Some firms engage voluntarily and comprehensively for environmental preservation. But let us be honest: Most do not and these firms need a “more pronounced invitation” to act – to be candid. Therefore, I am in favor of regulation as long as it carefully considers potential side effects and is designed prudently and appropriately. The internalization of costs for pollution which are currently externalized is one step. However, in international transportation, it might not lead to desired effects given the previous discussions. In what follows, I highlight some areas where help from those designing the context where managerial action enfolds in is warranted.
Starting with manufacturing companies, I sense that most European companies have excellent skills in designing products using virgin materials. Instead, they often lack the infrastructure and the skills of using material stored in end-of-use products as input for production. From my point of view, associated capabilities in so-called “cradle-to-cradle design” (i.e. re-inserting used materials into the lifecycle) will be crucial and should be encouraged. The trashes are right here in front of our doors, so almost no transportation needed.
Although consumer awareness about the environmental impact of their consumption behavior increased steadily the last years, their behavior changes only slowly. Here, I think, more and continuous information, provision of best practice examples, and easy-to-implement solutions are in need.

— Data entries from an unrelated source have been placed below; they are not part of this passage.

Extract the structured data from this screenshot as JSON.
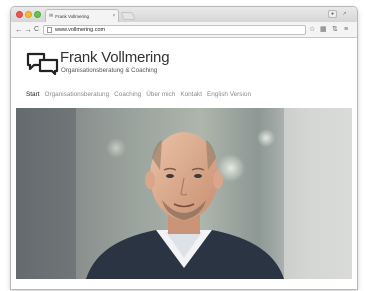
{
  "browser": {
    "tab_title": "Frank Vollmering",
    "tab_favicon": "✉",
    "tab_close": "×",
    "url": "www.vollmering.com",
    "nav_back": "←",
    "nav_forward": "→",
    "reload": "C",
    "star_icon": "☆",
    "menu_icon": "≡"
  },
  "site": {
    "name": "Frank Vollmering",
    "tagline": "Organisationsberatung & Coaching",
    "nav": [
      {
        "label": "Start",
        "active": true
      },
      {
        "label": "Organisationsberatung"
      },
      {
        "label": "Coaching"
      },
      {
        "label": "Über mich"
      },
      {
        "label": "Kontakt"
      },
      {
        "label": "English Version"
      }
    ]
  },
  "colors": {
    "nav_active": "#222222",
    "nav_inactive": "#8a8a8a",
    "text": "#333333"
  }
}
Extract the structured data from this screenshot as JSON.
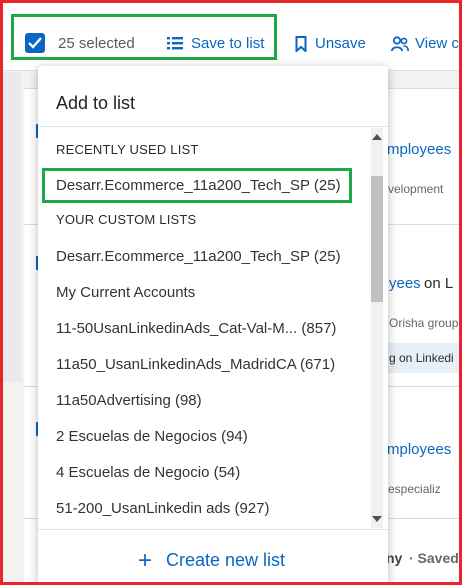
{
  "toolbar": {
    "selected_count": "25 selected",
    "save_to_list": "Save to list",
    "unsave": "Unsave",
    "view": "View c"
  },
  "background": {
    "row1_link": "mployees",
    "row1_sub": "velopment",
    "row2_link": "yees",
    "row2_on": "on L",
    "row2_sub": "Orisha group",
    "row2_badge": "g on Linkedi",
    "row3_link": "mployees",
    "row3_sub": "especializ",
    "row4_name": "ny",
    "row4_saved": "· Saved"
  },
  "dropdown": {
    "title": "Add to list",
    "recent_header": "RECENTLY USED LIST",
    "recent_items": [
      "Desarr.Ecommerce_11a200_Tech_SP (25)"
    ],
    "custom_header": "YOUR CUSTOM LISTS",
    "custom_items": [
      "Desarr.Ecommerce_11a200_Tech_SP (25)",
      "My Current Accounts",
      "11-50UsanLinkedinAds_Cat-Val-M... (857)",
      "11a50_UsanLinkedinAds_MadridCA (671)",
      "11a50Advertising (98)",
      "2 Escuelas de Negocios (94)",
      "4 Escuelas de Negocio (54)",
      "51-200_UsanLinkedin ads (927)"
    ],
    "create_new": "Create new list"
  },
  "colors": {
    "accent": "#0a66c2",
    "highlight_green": "#1fa84a",
    "frame_red": "#e8252b"
  }
}
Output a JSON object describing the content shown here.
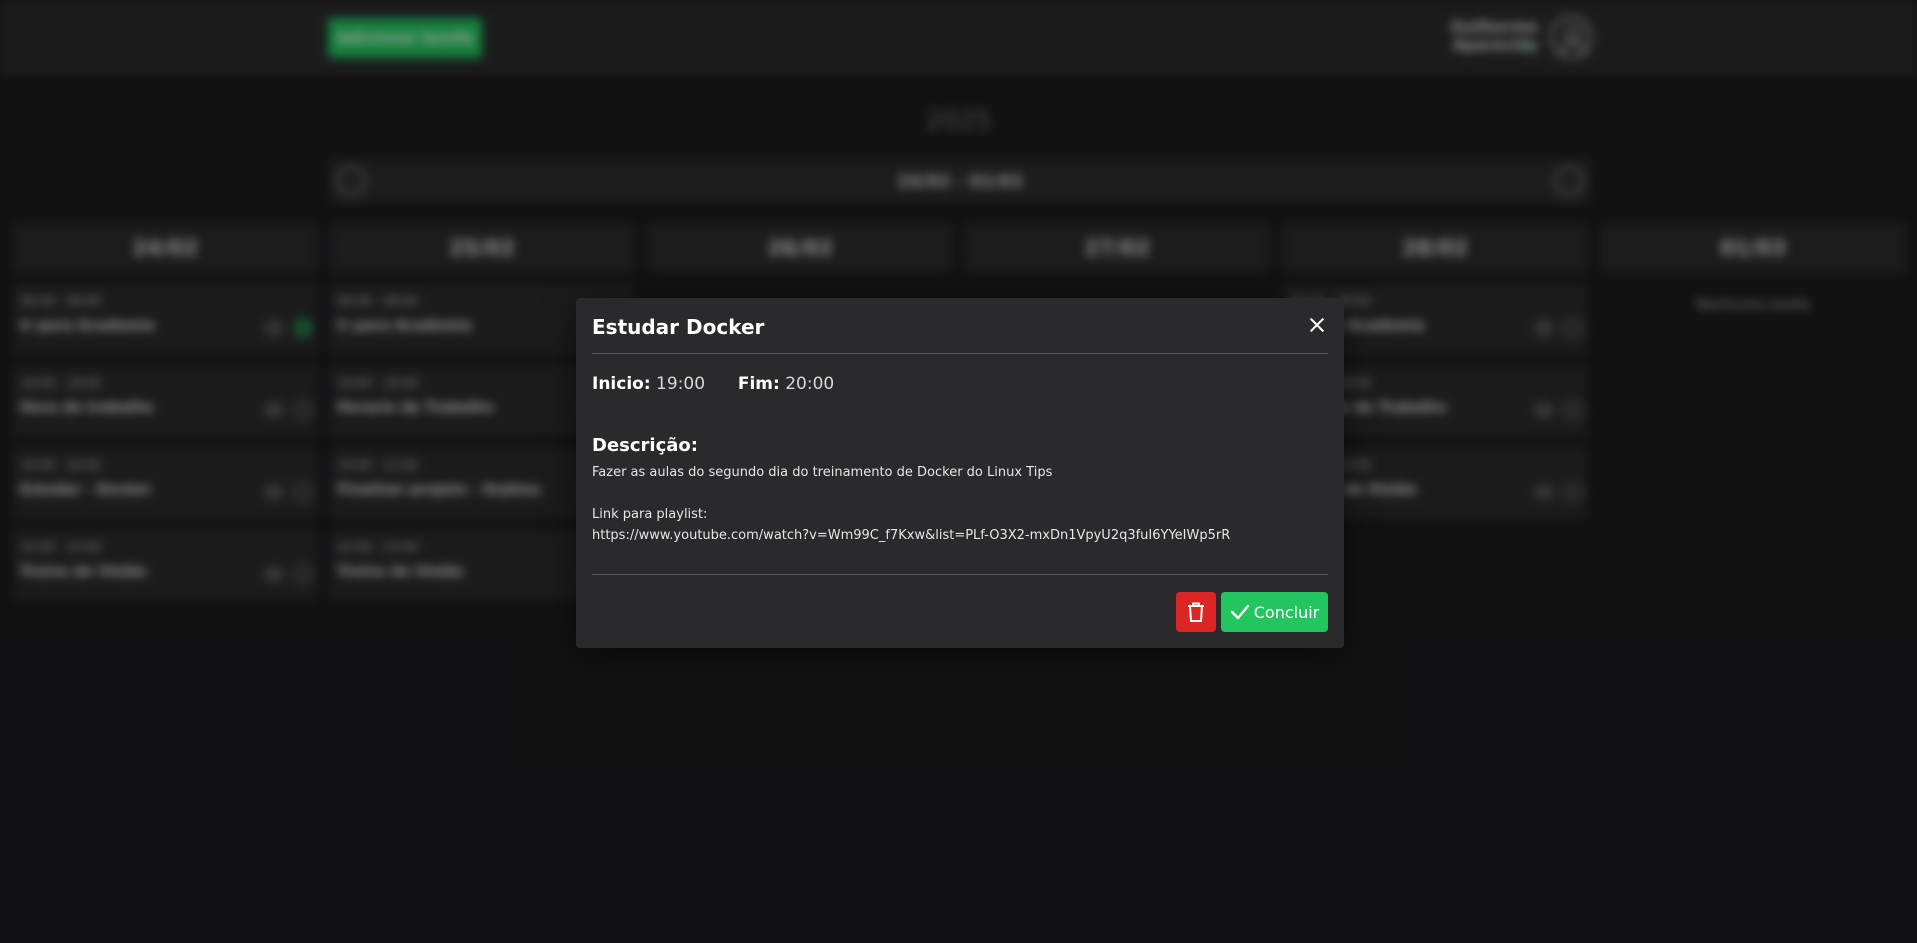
{
  "header": {
    "add_task_label": "Adicionar tarefa",
    "user_name": "Guilherme Aparecido",
    "user_status": "on"
  },
  "calendar": {
    "year": "2025",
    "week_range": "24/02 - 01/03",
    "days": [
      {
        "date": "24/02",
        "tasks": [
          {
            "time": "06:00 - 08:00",
            "title": "Ir para Academia",
            "done": true
          },
          {
            "time": "10:00 - 18:00",
            "title": "Hora de trabalho",
            "done": false
          },
          {
            "time": "19:00 - 20:00",
            "title": "Estudar - Docker",
            "done": false
          },
          {
            "time": "22:00 - 23:00",
            "title": "Treino de Violão",
            "done": false
          }
        ]
      },
      {
        "date": "25/02",
        "tasks": [
          {
            "time": "06:00 - 08:00",
            "title": "Ir para Academia",
            "done": false
          },
          {
            "time": "10:00 - 18:00",
            "title": "Horario de Trabalho",
            "done": false
          },
          {
            "time": "19:00 - 21:00",
            "title": "Finalizar projeto - Orpheu",
            "done": false
          },
          {
            "time": "22:00 - 23:00",
            "title": "Treino de Violão",
            "done": false
          }
        ]
      },
      {
        "date": "26/02",
        "tasks": []
      },
      {
        "date": "27/02",
        "tasks": []
      },
      {
        "date": "28/02",
        "tasks": [
          {
            "time": "06:00 - 08:00",
            "title": "Ir para Academia",
            "done": false
          },
          {
            "time": "10:00 - 18:00",
            "title": "Horario de Trabalho",
            "done": false
          },
          {
            "time": "22:00 - 23:00",
            "title": "Treino de Violão",
            "done": false
          }
        ]
      },
      {
        "date": "01/03",
        "tasks": [],
        "empty_label": "Nenhuma tarefa"
      }
    ]
  },
  "modal": {
    "title": "Estudar Docker",
    "start_label": "Inicio:",
    "start_value": "19:00",
    "end_label": "Fim:",
    "end_value": "20:00",
    "description_heading": "Descrição:",
    "description_text": "Fazer as aulas do segundo dia do treinamento de Docker do Linux Tips\n\nLink para playlist:\nhttps://www.youtube.com/watch?v=Wm99C_f7Kxw&list=PLf-O3X2-mxDn1VpyU2q3fuI6YYeIWp5rR",
    "complete_label": "Concluir"
  },
  "colors": {
    "accent_green": "#22c55e",
    "danger_red": "#dc2626",
    "background": "#1c1c1e",
    "panel": "#2a2a2c"
  }
}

Logistics service providers are well aware of climate change and understand their role in it. But most feel left alone with solving the issue. Even if they are willing to invest in cleaner transportation vehicles, they face three challenges: First, the technology is often not available. While German automotive companies offer electric passenger cars, the offer of electric or liquid hydrogen fueled trucks is (almost) zero. For container ships, the situation is even worse. Second, the prizes for the few “clean” transportation vehicles on the market are much higher than those of traditional diesel-engine trucks. This impedes large scale investments into these technologies. Third, the infrastructure is largely missing. To date, there are almost no stations to re-charge batteries or refill liquid hydrogen. The same holds true for the infrastructure at major ports in Europe and internationally. In all of these domains, political leaders can help to keep things moving.
Lastly, I would also encourage the continuous dialogue with the International Maritime Organization. As the International Maritime Organization is an institution than can design, implement, and control standards in international shipping, it should be on board of efforts to mitigate climate change.